Polling stations were closed a day late in the Democratic Republic of Congo yesterday in an election that has been mired in accusations of fraud, intimidation and violence. International observers will give their initial verdict later today but opposition parties were already alleging foul play.
President Joseph Kabila is widely tipped to win re-election despite leading the country for a decade during which it has sunk to the bottom of the UN's development index.
Voting proceeded chaotically but peacefully in many areas. There were, however, reports of lynchings and ballot stuffing. Voting was carried over into a second day after ballots failed to reach several areas of Congo's interior, while tens of thousands of city-dwellers couldn't find their names on the register and failed to vote.

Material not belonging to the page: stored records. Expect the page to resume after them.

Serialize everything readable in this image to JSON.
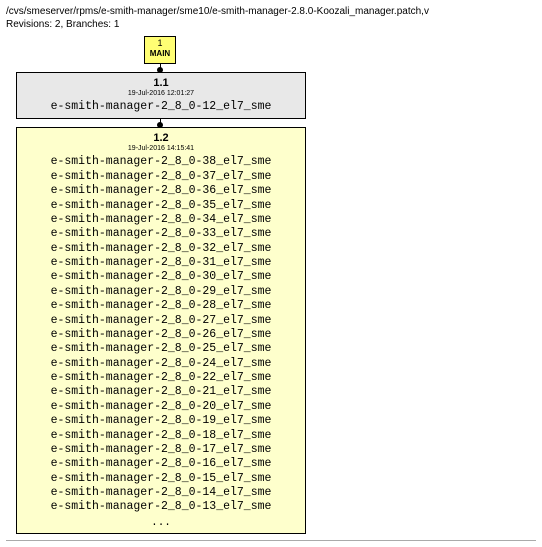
{
  "header": {
    "path": "/cvs/smeserver/rpms/e-smith-manager/sme10/e-smith-manager-2.8.0-Koozali_manager.patch,v",
    "revisions_label": "Revisions: 2, Branches: 1"
  },
  "branch": {
    "num": "1",
    "label": "MAIN"
  },
  "rev1": {
    "version": "1.1",
    "date": "19-Jul-2016 12:01:27",
    "tags": [
      "e-smith-manager-2_8_0-12_el7_sme"
    ]
  },
  "rev2": {
    "version": "1.2",
    "date": "19-Jul-2016 14:15:41",
    "tags": [
      "e-smith-manager-2_8_0-38_el7_sme",
      "e-smith-manager-2_8_0-37_el7_sme",
      "e-smith-manager-2_8_0-36_el7_sme",
      "e-smith-manager-2_8_0-35_el7_sme",
      "e-smith-manager-2_8_0-34_el7_sme",
      "e-smith-manager-2_8_0-33_el7_sme",
      "e-smith-manager-2_8_0-32_el7_sme",
      "e-smith-manager-2_8_0-31_el7_sme",
      "e-smith-manager-2_8_0-30_el7_sme",
      "e-smith-manager-2_8_0-29_el7_sme",
      "e-smith-manager-2_8_0-28_el7_sme",
      "e-smith-manager-2_8_0-27_el7_sme",
      "e-smith-manager-2_8_0-26_el7_sme",
      "e-smith-manager-2_8_0-25_el7_sme",
      "e-smith-manager-2_8_0-24_el7_sme",
      "e-smith-manager-2_8_0-22_el7_sme",
      "e-smith-manager-2_8_0-21_el7_sme",
      "e-smith-manager-2_8_0-20_el7_sme",
      "e-smith-manager-2_8_0-19_el7_sme",
      "e-smith-manager-2_8_0-18_el7_sme",
      "e-smith-manager-2_8_0-17_el7_sme",
      "e-smith-manager-2_8_0-16_el7_sme",
      "e-smith-manager-2_8_0-15_el7_sme",
      "e-smith-manager-2_8_0-14_el7_sme",
      "e-smith-manager-2_8_0-13_el7_sme"
    ],
    "ellipsis": "..."
  }
}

At least two officials were badly hurt by crowds in the capital who accused them of trying to stuff ballot boxes with pre-marked voting papers. Serious violence erupted in the mining centre of Lubumbashi where five people were killed in an attack on a truck carrying allegedly pre-marked ballot papers and on a polling station.